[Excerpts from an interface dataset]
-*-*-

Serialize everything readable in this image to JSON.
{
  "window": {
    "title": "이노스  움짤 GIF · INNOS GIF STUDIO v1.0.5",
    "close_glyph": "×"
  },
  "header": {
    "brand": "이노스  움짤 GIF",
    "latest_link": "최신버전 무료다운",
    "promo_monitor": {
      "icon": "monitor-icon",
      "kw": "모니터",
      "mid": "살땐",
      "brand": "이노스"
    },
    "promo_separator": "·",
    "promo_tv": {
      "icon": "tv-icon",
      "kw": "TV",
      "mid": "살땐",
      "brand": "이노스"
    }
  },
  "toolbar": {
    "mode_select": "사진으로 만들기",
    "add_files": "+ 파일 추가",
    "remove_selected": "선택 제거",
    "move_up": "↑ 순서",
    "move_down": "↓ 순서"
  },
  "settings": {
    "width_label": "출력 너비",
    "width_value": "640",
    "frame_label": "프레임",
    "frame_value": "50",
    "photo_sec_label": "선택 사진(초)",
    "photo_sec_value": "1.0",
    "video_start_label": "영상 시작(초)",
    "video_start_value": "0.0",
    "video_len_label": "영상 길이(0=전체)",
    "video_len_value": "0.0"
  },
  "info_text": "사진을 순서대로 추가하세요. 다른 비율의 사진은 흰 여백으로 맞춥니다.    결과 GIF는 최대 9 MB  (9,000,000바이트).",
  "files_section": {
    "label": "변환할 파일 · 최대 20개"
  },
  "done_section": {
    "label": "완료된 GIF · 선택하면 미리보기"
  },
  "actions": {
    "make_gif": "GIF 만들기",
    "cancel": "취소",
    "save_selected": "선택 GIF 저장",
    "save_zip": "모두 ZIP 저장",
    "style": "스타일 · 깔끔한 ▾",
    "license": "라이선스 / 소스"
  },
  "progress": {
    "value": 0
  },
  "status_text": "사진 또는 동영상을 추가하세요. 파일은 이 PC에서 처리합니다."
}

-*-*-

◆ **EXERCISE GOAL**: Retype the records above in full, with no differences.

◆ **WRITTEN RESPONSE**:
Serialize everything readable in this image to JSON.
{
  "window": {
    "title": "이노스  움짤 GIF · INNOS GIF STUDIO v1.0.5",
    "close_glyph": "×"
  },
  "header": {
    "brand": "이노스  움짤 GIF",
    "latest_link": "최신버전 무료다운",
    "promo_monitor": {
      "icon": "monitor-icon",
      "kw": "모니터",
      "mid": "살땐",
      "brand": "이노스"
    },
    "promo_separator": "·",
    "promo_tv": {
      "icon": "tv-icon",
      "kw": "TV",
      "mid": "살땐",
      "brand": "이노스"
    }
  },
  "toolbar": {
    "mode_select": "사진으로 만들기",
    "add_files": "+ 파일 추가",
    "remove_selected": "선택 제거",
    "move_up": "↑ 순서",
    "move_down": "↓ 순서"
  },
  "settings": {
    "width_label": "출력 너비",
    "width_value": "640",
    "frame_label": "프레임",
    "frame_value": "50",
    "photo_sec_label": "선택 사진(초)",
    "photo_sec_value": "1.0",
    "video_start_label": "영상 시작(초)",
    "video_start_value": "0.0",
    "video_len_label": "영상 길이(0=전체)",
    "video_len_value": "0.0"
  },
  "info_text": "사진을 순서대로 추가하세요. 다른 비율의 사진은 흰 여백으로 맞춥니다.    결과 GIF는 최대 9 MB  (9,000,000바이트).",
  "files_section": {
    "label": "변환할 파일 · 최대 20개"
  },
  "done_section": {
    "label": "완료된 GIF · 선택하면 미리보기"
  },
  "actions": {
    "make_gif": "GIF 만들기",
    "cancel": "취소",
    "save_selected": "선택 GIF 저장",
    "save_zip": "모두 ZIP 저장",
    "style": "스타일 · 깔끔한 ▾",
    "license": "라이선스 / 소스"
  },
  "progress": {
    "value": 0
  },
  "status_text": "사진 또는 동영상을 추가하세요. 파일은 이 PC에서 처리합니다."
}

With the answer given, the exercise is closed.